But no one has done more for Team Emily than Bella of the Twilight franchise. Her favorite novel is Wuthering Heights (she first reads it as a school assignment, and in the third book, Eclipse, she and Edward trade Cathy and Heathcliff quotes about, of course, undying love). When HarperCollins released a paperback of the book in the U.K. "endorsed" by Bella and Edward, sales quadrupled. “ Wuthering Heights has always appealed more to teenagers,” says Cristina Lara, curator of the Bronte Blog, an exhaustive and very serious-minded compendium of all things Brontë. (Lara and her co-curator, Manuel Del Estal, decline to choose between the two books.) “It’s a rite-of-passage kind of novel.”

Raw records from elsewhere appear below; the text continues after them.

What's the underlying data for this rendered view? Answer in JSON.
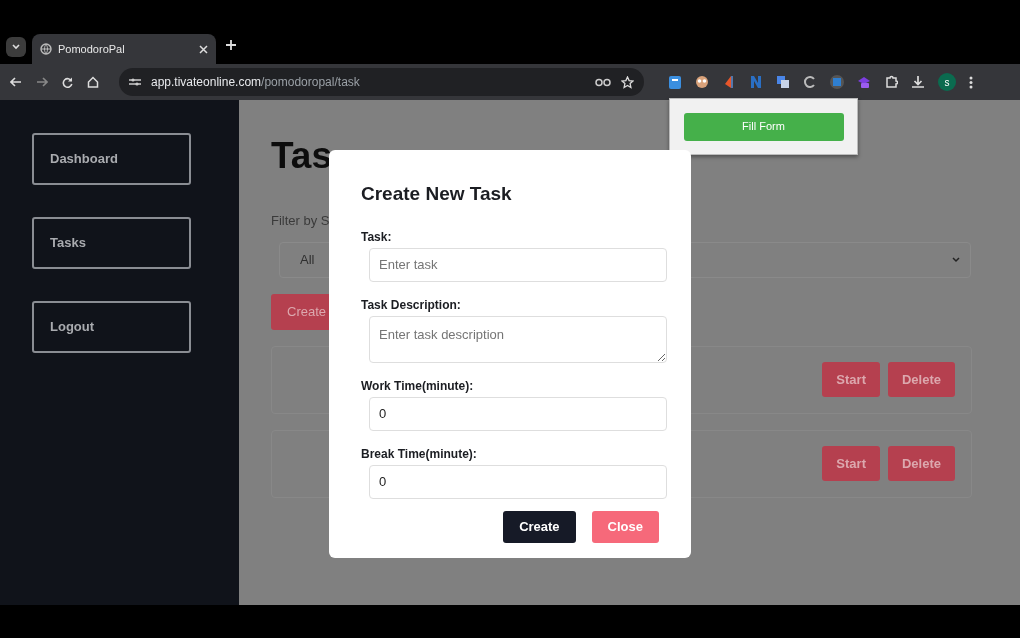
{
  "browser": {
    "tab": {
      "title": "PomodoroPal"
    },
    "url": {
      "host": "app.tivateonline.com",
      "path": "/pomodoropal/task"
    },
    "profile_initial": "s"
  },
  "extension_popup": {
    "button": "Fill Form"
  },
  "sidebar": {
    "items": [
      {
        "label": "Dashboard"
      },
      {
        "label": "Tasks"
      },
      {
        "label": "Logout"
      }
    ]
  },
  "page": {
    "title": "Tas",
    "filter_label": "Filter by S",
    "filter_value": "All",
    "create_button": "Create",
    "tasks": [
      {
        "buttons": [
          "Start",
          "Delete"
        ]
      },
      {
        "buttons": [
          "Start",
          "Delete"
        ]
      }
    ]
  },
  "modal": {
    "title": "Create New Task",
    "fields": [
      {
        "label": "Task:",
        "placeholder": "Enter task",
        "kind": "input"
      },
      {
        "label": "Task Description:",
        "placeholder": "Enter task description",
        "kind": "textarea"
      },
      {
        "label": "Work Time(minute):",
        "value": "0",
        "kind": "input"
      },
      {
        "label": "Break Time(minute):",
        "value": "0",
        "kind": "input"
      }
    ],
    "buttons": [
      {
        "label": "Create",
        "kind": "primary"
      },
      {
        "label": "Close",
        "kind": "secondary"
      }
    ]
  }
}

If most readers first encounter the books in high school, like Bella, or through the movies, like Kate Bush, the question of preference may have to do more with hormones than literary analysis. In that case, no wonder Wuthering Heights has so many rabid, panting fans. Heathcliff, with his smoldering moodiness, is the original bad boy. “I never read Wuthering Heights, but some of my female friends love it because of Heathcliff,” says Jane Eyre director Cary Fukunaga. Some critics argue that Wuthering Heights is, in fact, a story of hate, of Heathcliff’s revenge on Cathy’s family for mistreating him, but whether readers who find Heathcliff desperately romantic actually understand the book doesn’t matter. For many readers, Jane vs. Cathy is really a question of Rochester vs. Heathcliff. In the new Jane Eyre, Rochester is played by Michael Fassbender as a dark-haired, broad-shouldered sensualist who appears in a very skimpy nightshirt in one scene. Score one for Team Jane.

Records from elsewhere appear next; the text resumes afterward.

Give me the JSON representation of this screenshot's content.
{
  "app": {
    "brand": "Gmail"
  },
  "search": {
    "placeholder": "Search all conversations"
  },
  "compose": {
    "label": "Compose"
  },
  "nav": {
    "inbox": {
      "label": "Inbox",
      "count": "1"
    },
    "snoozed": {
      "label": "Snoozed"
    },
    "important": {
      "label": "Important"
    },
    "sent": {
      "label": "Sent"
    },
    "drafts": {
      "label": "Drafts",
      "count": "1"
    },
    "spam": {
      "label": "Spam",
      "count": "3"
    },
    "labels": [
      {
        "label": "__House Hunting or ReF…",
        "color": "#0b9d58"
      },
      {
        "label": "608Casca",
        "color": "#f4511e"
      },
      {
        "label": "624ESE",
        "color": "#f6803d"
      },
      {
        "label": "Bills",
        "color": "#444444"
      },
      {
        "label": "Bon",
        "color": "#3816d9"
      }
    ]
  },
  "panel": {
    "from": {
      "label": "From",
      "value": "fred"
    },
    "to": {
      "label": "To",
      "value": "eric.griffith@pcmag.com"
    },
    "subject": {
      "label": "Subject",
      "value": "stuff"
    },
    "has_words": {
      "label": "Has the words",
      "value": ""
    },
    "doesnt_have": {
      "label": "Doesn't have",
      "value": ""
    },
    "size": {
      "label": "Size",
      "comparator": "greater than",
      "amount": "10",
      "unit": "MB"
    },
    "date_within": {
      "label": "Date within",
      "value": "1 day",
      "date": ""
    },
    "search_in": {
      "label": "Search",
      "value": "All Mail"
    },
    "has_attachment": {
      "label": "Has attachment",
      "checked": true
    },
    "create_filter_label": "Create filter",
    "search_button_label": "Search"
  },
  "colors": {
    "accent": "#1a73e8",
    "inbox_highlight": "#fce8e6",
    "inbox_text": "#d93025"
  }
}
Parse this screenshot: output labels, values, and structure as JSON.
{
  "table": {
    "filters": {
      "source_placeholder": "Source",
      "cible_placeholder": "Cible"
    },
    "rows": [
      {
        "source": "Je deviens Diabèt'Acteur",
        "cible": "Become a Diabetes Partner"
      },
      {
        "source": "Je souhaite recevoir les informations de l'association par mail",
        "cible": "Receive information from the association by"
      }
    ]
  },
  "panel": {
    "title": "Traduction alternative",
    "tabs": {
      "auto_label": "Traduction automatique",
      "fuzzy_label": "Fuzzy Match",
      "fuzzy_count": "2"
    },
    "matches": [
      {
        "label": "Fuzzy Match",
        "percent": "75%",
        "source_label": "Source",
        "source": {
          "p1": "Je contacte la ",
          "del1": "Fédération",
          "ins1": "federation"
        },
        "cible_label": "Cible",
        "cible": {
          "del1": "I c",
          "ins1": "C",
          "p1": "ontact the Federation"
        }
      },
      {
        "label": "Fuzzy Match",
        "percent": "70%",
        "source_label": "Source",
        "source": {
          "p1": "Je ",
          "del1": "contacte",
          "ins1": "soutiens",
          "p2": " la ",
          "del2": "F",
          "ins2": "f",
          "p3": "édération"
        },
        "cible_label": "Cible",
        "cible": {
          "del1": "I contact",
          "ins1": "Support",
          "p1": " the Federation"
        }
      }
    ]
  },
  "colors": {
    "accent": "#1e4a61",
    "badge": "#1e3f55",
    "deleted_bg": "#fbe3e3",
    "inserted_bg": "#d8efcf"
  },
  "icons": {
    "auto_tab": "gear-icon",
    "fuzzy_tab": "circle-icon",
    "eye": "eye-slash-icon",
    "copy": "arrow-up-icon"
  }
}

Jennie Yabroff is a staff writer at Newsweek covering books, movies, food, and art.